Together, we’ll stumble through the land mines of hormones and hysteria that dot the landscape of the teen years. We’ll live through catastrophes that ruin their lives and disappointments of epic proportions.
Then one day, we’ll get to the other side. One day, I’ll be trying to arrange my retirement social calendar and they’ll be wondering how they got to be 40 and what the hell does their kid mean asking them about being old?
Ah, the circle of life.
I’m actually looking forward to retirement. I’m not rushing it. I’m having a great time with this whole middle-aged thing. But retirement does sound kind of awesome. I think I should start planning my retirement activity, so I’m prepared. I’ve never been a good bowler and I feel like it’s too late in life to start roller derby. I hate yoga (I know, that’s very negative but it makes me want to punch something.) Slow paced isn’t really my thing. I’ve heard bocce is all the rage, but I don’t really get it. And though I keep hearing about pickleball, I can’t imagine playing that, if only because of its name.
Maybe I shouldn’t focus on retiring, just yet. Instead, maybe I’ll try Dr. Oz’s recipe for a Fountain of Youth Shake.
1 cup coconut water
2-3 wheatgrass ice cubes (juice, fresh wheatgrass and freeze)
2 handfuls of spinach
3 pineapple spears
1/2 lemon, peeled
1 small green apple
1 tbsp ginger
Pour all ingredients into a blender, blend to desired consistency, and enjoy!
And if that doesn’t work, there’s always Tito’s recipe for a Fountain of Youth Cocktail.
1 1/2 oz vodka
3/4 oz St. Germain

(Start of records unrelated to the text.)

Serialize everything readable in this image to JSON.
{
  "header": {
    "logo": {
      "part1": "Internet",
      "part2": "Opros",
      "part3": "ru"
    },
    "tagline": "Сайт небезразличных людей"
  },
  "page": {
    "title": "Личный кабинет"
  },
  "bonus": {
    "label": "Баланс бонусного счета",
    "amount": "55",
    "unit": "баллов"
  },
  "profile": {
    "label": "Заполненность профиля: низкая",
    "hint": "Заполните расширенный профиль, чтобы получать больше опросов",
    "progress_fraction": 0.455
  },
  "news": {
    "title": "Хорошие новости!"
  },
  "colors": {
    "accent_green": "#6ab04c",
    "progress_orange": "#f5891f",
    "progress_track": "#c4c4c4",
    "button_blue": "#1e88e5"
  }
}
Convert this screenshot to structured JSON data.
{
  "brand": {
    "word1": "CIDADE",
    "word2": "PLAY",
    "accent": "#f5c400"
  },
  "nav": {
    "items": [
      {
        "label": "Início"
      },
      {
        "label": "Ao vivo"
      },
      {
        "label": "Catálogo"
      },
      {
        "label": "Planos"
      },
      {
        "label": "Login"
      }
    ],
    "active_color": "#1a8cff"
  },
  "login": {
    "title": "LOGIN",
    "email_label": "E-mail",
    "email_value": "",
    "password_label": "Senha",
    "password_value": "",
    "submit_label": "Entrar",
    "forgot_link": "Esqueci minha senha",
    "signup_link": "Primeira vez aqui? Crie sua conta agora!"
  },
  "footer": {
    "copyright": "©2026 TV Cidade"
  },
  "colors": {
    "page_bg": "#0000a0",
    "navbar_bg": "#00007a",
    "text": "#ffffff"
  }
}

3/4 oz fresh lemon juice
2 sprigs of fresh mint leaves
2 oz Prosecco
In cocktail glass add vodka, St. Germain, lemon juice and the leaves from 1 mint sprig.
Add ice and shake vigorously. Strain over crushed ice. Top with Prosecco.
Shake/cocktail, potato/potahto. Hey, whatever keeps you young. What’s your secret for eternal youth? I’d love to hear it.
Laurie Nigro, a mother of two, is passionate about her family, her community, and natural living. Laurie resides in downtown Riverhead and is co-founder of the River and Roots Community Garden on West Main Street.